camp population is unemployed and unemployable, due to the camp location and the
ethnicity of its residents. A few Ashkalija are members of the Kosovo Protection
Corps- the demilitarized version of the Kosovo Liberation Army. KPS was forced
by UNMIK to demographically reflect Kosovo’s ethnic breakdown. The rest of the
camp is solely reliant upon international aid.
aid impedes return to the point-of-origin communities of camp residents. Camp
residents, should they return to Kosovo Polje, would lose a significant amount
of food aid and free firewood. Camp residents received better quality food, and
more cubic meters of firewood, than did other minority areas. This aid makes the
camp residents an object of scorn to many Plemetina Village Roma.
Camp was established by UNHCR; the camp has been run by the Italian Consortium
of Solidarity, Children’s Aid Direct, and now the Albanian Mother Teresa
Society. The camp was absolutely overloaded with NGOs carrying out job training
and educational programs. At one time a dozen international organizations

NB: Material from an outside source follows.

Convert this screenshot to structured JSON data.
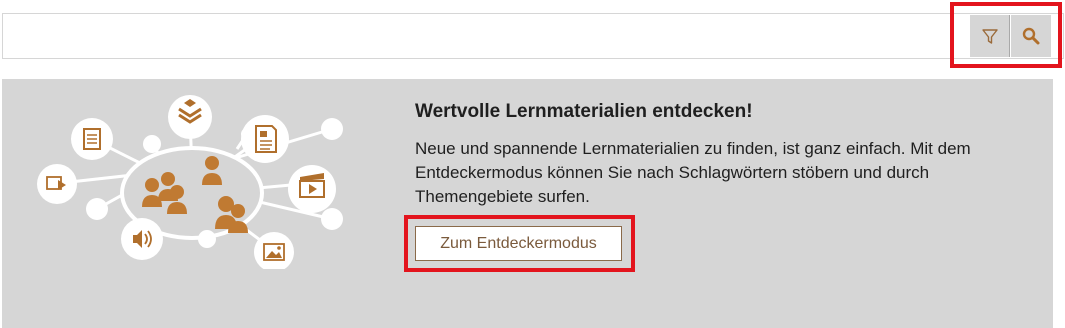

carried out programs there. Now the camp has faded in programming popularity;
the NGOs have essentially left them. Food aid and NGO activity has acted as an
economic impediment to return; especially because the Kosovo Polje Ashkalija are
now accepted within KP town.
primary or secondary schools exist in the camp.
International Rescue Committee has carried out numerous educational programs for
camp children and teens, with lasting effects. IRC’s ultimate goal was to
integrate Ashkalija children into Albanian-language Obilić schools; they
have done this with nearly 90 children.
of late 2002, a kindergarten was operating in the camp.
Camp- Roma & Ashkalija
few Serb refugees, expelled from
Who We Were, Who We Are: Kosovo Roma Oral Histories
©Bobby Anderson 2003-2009. All rights reserved.
This project was made possible by the generous financial support of the Open Society Institute Roma Culture Initiative.
Additional thanks to all other
donors & implementers
This study may be freely distributed, in whole or part, so long as the source is cited:
Who We Were, Who We Are: Kosovo Roma Oral Histories © Bobby Anderson 2003-2009
Is there something you feel we're missing? Do you have any comments, suggestions, or need additional information? Please write Bobby Anderson at firstname.lastname@example.org